Work to be completed: Search the entries below for the word "芯多芯插头连接", then copy each line in which it is found.
──────── Records provided
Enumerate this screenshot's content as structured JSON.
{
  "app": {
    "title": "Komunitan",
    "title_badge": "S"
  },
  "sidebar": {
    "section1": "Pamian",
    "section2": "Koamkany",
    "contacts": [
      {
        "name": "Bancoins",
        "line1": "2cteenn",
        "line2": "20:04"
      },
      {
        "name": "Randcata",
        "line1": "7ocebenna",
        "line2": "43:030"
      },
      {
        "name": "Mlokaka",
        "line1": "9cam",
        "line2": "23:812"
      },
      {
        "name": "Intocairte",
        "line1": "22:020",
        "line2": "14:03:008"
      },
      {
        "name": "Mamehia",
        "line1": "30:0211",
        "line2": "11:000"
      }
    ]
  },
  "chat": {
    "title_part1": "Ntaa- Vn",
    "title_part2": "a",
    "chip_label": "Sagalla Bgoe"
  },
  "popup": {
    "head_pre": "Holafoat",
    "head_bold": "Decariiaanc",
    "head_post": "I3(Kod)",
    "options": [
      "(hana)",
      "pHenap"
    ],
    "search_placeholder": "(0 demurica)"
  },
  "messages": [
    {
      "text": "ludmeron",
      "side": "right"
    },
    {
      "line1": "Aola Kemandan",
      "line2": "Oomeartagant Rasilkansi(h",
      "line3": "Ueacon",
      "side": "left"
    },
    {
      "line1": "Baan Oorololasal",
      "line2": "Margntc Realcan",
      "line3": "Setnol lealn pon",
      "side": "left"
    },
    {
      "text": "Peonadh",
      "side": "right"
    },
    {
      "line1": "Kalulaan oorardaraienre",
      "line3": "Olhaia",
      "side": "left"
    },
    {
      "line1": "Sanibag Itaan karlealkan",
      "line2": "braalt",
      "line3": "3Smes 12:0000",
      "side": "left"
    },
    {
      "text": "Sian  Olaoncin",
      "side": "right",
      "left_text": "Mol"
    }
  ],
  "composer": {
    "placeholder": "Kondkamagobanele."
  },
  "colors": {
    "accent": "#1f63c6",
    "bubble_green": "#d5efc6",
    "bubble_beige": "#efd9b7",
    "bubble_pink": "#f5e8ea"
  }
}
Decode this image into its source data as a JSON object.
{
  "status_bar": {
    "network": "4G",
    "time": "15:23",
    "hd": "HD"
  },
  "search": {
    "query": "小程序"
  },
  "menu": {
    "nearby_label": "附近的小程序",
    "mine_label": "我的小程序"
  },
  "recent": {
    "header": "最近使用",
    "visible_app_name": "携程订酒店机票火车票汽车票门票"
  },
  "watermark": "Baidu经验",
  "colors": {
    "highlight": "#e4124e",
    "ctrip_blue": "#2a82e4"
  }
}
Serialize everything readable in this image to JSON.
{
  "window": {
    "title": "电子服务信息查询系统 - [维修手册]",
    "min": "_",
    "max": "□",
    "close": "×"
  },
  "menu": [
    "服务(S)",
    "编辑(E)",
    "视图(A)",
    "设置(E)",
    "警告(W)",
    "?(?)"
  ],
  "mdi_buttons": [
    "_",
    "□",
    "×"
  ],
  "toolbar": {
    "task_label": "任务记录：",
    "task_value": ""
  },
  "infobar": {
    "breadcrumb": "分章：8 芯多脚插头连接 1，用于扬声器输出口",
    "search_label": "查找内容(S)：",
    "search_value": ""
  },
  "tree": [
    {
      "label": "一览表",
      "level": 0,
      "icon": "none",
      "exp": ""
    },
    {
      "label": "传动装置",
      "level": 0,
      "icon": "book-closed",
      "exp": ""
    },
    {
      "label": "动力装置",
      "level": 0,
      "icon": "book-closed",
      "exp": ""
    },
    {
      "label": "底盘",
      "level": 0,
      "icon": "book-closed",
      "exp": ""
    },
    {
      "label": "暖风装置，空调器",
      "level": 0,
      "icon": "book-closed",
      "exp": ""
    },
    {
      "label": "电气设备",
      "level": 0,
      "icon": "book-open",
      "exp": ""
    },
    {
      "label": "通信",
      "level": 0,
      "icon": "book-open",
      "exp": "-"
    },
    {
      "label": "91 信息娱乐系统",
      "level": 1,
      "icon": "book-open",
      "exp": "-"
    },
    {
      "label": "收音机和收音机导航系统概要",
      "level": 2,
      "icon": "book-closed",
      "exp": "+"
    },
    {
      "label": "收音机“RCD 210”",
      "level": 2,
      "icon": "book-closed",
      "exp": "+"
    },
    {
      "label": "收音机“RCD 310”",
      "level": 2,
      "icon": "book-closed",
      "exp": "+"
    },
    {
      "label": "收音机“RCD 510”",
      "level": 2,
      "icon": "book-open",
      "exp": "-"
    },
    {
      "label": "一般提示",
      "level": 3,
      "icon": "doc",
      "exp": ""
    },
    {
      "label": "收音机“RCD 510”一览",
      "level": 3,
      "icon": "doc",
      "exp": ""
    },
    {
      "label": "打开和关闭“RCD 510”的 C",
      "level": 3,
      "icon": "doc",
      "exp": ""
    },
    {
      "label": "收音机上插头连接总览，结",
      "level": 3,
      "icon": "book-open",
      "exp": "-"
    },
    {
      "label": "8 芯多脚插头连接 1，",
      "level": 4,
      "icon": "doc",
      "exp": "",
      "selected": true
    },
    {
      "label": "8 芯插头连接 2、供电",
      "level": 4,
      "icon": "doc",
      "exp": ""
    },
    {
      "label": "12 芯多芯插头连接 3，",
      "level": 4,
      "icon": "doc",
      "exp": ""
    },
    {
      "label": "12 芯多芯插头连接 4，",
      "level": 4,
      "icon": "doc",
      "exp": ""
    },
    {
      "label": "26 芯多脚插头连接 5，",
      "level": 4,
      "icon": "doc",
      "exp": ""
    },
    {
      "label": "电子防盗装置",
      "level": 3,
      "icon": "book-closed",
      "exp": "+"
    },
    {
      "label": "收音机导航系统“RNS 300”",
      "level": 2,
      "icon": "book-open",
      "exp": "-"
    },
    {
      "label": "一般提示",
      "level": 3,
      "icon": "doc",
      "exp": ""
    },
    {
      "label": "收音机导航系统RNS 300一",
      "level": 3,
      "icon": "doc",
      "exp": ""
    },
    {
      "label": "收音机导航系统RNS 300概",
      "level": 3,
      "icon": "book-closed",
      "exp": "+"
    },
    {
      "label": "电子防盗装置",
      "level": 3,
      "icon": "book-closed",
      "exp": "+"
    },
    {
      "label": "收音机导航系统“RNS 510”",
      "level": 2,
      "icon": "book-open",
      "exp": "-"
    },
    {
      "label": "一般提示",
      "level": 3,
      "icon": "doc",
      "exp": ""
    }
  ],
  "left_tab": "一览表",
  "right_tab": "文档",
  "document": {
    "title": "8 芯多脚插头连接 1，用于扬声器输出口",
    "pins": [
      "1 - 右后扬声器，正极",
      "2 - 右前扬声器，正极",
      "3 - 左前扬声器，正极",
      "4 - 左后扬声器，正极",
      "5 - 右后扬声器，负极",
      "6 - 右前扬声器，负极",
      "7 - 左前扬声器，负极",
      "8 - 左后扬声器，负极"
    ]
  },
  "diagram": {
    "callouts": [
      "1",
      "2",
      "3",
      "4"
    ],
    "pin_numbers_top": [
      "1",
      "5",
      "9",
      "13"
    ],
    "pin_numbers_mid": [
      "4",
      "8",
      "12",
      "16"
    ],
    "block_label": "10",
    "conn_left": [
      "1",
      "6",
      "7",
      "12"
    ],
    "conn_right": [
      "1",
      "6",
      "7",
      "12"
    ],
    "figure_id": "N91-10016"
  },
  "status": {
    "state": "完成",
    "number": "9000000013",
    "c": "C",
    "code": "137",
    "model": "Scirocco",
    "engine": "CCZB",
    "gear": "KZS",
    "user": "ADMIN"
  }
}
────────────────
Solution to this problem:
      "label": "12 芯多芯插头连接 3，",
      "label": "12 芯多芯插头连接 4，",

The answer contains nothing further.